Well now that wasn’t that difficult, was it? Shocking that no one else has done this. Obviously, this is much easier said than done, and every matchup must be fully locked in and disciplined for it to succeed. Instead of playing an aesthetically pleasing rotating defense, the Timberwolves may be better off approaching this series as five individual matchups.

Denver Nuggets v Minnesota Timberwolves Photo by David Berding/Getty Images

The most important one is who guards Jokić. The initial answer feels like it should be the multi–Defensive Player of the Year winner Rudy Gobert, but that feels like a disaster waiting to happen. Gobert would too frequently get pulled to the perimeter and the Timberwolves would lose his rebounding and rim protection. The next option would be Karl-Anthony Towns, but given Towns’ proclivity for fouling, that feels like an easy pass. All that remains is Kyle Anderson. The initial reaction is that it’s too much size to give up, and Jokić will eat him alive in the post. Maybe, but Anderson has proven to be an intelligent, strong defender with excellent defensive hands. Anderson’s lack of foot speed wouldn’t be an issue, and he has plenty of tricks in his bag to get under and out leverage Jokić.

Among players who have defended Jokić for at least 25 possessions this season, six of his eight worst shooting matchups have come against defenders who are 6’9” or shorter, per NBA Stats. Against those six defenders, Jokić also had an assist-to-turnover ratio of 1.6 as opposed to his season ratio of 2.74. Kyle Anderson is listed at 6’9”. Having a defender who can stay out of foul trouble, be physical, and annoy Jokić has proven to be about as effective as you can get when defending him.

As a disclaimer, Anderson did allow Jokić to score 12 points in 15.2 possessions this year. He also held him to a 1.5 assist-to-turnover ratio, and six of Jokić’s points came from 3-pointers. While those aren’t ideal numbers, it was also an extremely small sample size from only two matchups over two months ago.

Putting Anderson in the starting lineup to guard Jokić makes sense on its own, but it also complicates some of the other matchups. Mike Conley can matchup on Jamal Murray or Kentavious Caldwell-Pope. Anthony Edwards can then take either Jamal Murray or Michael Porter Jr. Gobert on Aaron Gordon makes a ton of sense as Gobert won’t have to worry about outside shooting and can help protect the rim. That leaves us with Towns.

Unfortunately, there isn’t a seamless option, but Porter might be it. I know, having Towns guard on the perimeter against someone who is averaging 17.4 points on 48.7/41.4/80 shooting splits doesn’t sound ideal. However, the bulk of Porter’s offense is pretty stationary as 34.2% of his possessions are spot up attempts and 64.5% of his jump shot attempts are off the catch. Porter also covers the least amount of ground on offense of the starting group and has the 4th slowest average speed on offense, per NBA Tracking. It isn’t an ideal solution, but if Towns, and I know this is going to sound like a lot to ask, can be disciplined of sticking with Porter, not helping off on drives, and immediately finding him in transition, it could work.

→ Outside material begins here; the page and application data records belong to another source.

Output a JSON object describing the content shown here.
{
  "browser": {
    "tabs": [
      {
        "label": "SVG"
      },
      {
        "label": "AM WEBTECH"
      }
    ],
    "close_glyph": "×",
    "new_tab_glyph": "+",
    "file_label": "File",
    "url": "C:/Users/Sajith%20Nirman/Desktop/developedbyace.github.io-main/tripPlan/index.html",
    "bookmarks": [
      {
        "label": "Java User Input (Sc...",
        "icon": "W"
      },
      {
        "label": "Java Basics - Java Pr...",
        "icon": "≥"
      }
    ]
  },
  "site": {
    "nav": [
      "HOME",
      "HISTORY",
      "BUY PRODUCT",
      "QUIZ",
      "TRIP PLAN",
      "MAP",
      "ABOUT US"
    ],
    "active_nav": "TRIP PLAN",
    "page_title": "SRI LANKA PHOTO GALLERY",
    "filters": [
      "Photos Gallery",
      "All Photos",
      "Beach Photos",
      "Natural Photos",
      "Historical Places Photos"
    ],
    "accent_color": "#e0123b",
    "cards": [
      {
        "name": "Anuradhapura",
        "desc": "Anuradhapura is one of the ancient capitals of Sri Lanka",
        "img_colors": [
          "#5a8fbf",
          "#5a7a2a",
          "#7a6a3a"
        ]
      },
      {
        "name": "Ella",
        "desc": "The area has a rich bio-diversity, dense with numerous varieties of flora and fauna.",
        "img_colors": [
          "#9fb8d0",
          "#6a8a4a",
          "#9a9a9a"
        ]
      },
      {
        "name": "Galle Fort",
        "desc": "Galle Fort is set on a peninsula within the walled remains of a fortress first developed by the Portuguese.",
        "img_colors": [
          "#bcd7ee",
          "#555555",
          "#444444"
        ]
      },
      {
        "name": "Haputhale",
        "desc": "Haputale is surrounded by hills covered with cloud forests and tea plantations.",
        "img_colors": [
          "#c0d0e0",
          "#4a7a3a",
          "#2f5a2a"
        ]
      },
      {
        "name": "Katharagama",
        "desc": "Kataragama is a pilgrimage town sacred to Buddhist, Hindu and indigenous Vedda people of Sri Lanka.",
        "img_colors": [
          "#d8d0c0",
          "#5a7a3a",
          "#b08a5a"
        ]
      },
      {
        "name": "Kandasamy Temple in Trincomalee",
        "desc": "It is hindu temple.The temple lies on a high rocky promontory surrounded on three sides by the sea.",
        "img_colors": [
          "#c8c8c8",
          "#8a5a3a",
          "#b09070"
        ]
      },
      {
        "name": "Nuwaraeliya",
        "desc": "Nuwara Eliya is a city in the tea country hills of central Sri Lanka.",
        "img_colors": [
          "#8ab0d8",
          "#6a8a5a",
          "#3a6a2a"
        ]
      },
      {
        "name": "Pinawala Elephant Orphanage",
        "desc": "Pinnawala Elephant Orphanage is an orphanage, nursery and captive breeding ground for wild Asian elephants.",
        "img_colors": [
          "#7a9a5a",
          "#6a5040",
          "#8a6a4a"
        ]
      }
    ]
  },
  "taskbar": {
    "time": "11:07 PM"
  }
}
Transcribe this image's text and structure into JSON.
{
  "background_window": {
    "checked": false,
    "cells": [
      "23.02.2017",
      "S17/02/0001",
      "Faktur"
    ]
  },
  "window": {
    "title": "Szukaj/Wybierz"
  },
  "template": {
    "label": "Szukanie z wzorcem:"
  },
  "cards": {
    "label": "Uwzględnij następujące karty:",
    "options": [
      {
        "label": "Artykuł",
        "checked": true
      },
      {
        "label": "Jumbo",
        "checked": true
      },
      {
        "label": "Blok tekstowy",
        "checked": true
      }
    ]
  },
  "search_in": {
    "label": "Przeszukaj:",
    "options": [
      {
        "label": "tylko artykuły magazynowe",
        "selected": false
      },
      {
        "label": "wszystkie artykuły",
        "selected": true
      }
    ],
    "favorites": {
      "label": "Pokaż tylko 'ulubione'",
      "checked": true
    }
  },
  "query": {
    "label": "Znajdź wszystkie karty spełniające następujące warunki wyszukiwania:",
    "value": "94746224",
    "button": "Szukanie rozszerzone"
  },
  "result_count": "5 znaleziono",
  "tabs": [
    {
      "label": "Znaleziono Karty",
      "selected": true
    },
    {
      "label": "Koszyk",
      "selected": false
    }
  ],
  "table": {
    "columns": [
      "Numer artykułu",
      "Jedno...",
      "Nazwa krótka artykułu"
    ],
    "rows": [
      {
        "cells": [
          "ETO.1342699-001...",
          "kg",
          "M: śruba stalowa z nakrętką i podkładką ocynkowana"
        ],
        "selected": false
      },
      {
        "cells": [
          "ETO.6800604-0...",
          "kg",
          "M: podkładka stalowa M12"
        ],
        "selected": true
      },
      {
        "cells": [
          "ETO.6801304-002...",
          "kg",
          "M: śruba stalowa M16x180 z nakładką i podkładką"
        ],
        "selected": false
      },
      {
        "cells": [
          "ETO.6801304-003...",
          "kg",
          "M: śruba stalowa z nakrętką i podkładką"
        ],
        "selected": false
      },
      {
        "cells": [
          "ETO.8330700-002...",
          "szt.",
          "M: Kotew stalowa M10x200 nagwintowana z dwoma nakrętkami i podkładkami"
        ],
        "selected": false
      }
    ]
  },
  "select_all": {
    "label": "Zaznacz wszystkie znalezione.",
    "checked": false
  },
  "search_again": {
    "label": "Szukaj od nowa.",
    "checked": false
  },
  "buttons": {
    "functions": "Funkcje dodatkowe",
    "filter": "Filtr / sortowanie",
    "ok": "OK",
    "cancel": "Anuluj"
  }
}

No one is giving the Timberwolves a chance to win this series as they’ve had a tumultuous season while the Nuggets have sat at the top of the conference for months. There is plenty that goes into a complicated matchup like this, but how the Timberwolves choose to defend will be fascinating. It’s a long shot, but taking away Jokić’s playmaking and forcing him to be a scorer feels like their best shot.